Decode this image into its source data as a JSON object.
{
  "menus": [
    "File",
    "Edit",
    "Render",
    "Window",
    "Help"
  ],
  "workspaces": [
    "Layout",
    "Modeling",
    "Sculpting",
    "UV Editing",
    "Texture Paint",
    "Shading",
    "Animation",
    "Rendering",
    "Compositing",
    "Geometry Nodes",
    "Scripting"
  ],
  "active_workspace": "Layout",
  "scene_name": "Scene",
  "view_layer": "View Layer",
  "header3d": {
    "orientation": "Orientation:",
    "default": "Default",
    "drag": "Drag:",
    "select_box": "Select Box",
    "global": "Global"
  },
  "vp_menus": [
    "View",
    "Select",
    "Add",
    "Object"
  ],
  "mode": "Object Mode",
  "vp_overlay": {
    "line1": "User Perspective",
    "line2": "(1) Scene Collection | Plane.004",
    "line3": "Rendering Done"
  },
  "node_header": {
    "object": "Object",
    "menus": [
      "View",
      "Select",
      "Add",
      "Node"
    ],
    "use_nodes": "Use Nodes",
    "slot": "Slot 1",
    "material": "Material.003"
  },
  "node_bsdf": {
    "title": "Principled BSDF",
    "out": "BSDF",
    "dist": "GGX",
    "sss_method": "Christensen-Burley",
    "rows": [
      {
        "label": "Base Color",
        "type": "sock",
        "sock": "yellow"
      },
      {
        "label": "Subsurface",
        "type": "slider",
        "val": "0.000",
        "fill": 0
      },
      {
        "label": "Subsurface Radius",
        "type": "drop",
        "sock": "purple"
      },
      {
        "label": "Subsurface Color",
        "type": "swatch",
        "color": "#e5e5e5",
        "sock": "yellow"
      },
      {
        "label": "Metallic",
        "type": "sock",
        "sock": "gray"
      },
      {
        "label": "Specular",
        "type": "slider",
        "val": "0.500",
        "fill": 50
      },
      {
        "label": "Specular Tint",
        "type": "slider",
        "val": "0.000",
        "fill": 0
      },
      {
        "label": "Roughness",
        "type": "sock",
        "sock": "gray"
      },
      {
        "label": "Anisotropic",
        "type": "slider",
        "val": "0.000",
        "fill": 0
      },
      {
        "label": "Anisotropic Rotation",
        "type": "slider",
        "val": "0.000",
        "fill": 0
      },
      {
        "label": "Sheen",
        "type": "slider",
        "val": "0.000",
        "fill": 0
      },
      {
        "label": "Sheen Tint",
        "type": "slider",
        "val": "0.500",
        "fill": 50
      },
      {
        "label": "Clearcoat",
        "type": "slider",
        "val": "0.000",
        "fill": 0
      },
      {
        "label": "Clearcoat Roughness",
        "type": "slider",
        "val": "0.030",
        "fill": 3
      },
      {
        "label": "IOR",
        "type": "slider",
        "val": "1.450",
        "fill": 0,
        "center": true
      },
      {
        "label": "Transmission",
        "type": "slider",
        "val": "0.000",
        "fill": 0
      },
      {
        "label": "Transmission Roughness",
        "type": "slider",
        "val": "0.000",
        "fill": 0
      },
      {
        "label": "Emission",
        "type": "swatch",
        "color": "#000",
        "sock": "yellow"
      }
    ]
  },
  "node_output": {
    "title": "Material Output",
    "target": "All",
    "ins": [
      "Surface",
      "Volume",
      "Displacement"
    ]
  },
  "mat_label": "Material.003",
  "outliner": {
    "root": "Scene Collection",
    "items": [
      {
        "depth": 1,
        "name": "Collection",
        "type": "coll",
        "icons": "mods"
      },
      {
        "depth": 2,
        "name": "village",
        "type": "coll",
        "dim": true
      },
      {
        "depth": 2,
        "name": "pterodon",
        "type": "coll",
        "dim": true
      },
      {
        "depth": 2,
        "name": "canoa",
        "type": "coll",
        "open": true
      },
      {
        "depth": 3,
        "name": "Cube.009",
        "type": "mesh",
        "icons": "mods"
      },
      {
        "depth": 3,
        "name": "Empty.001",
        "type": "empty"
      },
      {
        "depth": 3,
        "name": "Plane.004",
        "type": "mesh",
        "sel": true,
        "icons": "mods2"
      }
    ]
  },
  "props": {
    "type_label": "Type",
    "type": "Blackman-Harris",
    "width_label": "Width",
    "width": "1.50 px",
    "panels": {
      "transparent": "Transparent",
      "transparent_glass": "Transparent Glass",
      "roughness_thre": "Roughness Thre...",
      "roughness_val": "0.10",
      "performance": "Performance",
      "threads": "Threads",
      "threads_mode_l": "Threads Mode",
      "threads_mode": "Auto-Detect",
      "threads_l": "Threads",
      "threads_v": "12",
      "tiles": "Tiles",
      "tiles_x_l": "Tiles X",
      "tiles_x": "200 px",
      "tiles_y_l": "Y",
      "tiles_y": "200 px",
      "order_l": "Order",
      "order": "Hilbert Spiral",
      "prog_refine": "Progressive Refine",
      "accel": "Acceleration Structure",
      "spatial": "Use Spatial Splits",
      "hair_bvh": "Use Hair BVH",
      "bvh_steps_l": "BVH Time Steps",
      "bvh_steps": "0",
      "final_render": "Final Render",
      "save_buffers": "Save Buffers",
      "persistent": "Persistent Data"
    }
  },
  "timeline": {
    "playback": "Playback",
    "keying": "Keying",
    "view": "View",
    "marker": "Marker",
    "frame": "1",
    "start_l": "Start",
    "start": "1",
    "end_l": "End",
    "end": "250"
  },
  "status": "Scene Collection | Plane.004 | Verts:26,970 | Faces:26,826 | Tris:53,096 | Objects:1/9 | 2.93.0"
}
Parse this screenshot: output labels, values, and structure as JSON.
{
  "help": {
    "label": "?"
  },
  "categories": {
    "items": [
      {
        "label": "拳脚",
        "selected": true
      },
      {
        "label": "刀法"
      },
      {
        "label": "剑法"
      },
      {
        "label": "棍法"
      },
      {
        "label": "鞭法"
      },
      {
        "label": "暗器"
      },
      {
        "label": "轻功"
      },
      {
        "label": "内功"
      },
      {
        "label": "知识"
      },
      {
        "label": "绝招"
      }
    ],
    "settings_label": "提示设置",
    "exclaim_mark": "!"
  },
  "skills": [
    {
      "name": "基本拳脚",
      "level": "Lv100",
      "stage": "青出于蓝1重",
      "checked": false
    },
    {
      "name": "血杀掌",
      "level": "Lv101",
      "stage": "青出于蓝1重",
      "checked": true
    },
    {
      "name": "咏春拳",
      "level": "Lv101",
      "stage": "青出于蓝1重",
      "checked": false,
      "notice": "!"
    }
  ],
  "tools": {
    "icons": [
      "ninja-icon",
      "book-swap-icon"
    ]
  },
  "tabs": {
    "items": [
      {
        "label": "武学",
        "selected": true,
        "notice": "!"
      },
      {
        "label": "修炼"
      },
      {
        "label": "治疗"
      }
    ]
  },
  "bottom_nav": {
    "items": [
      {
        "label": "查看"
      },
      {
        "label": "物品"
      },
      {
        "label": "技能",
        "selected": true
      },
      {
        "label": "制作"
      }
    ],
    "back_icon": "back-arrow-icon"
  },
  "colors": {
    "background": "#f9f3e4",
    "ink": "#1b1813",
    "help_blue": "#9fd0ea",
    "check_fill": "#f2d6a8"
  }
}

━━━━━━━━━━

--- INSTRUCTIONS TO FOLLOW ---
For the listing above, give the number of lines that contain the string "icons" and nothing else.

--- RESULT FOR THIS TASK ---
4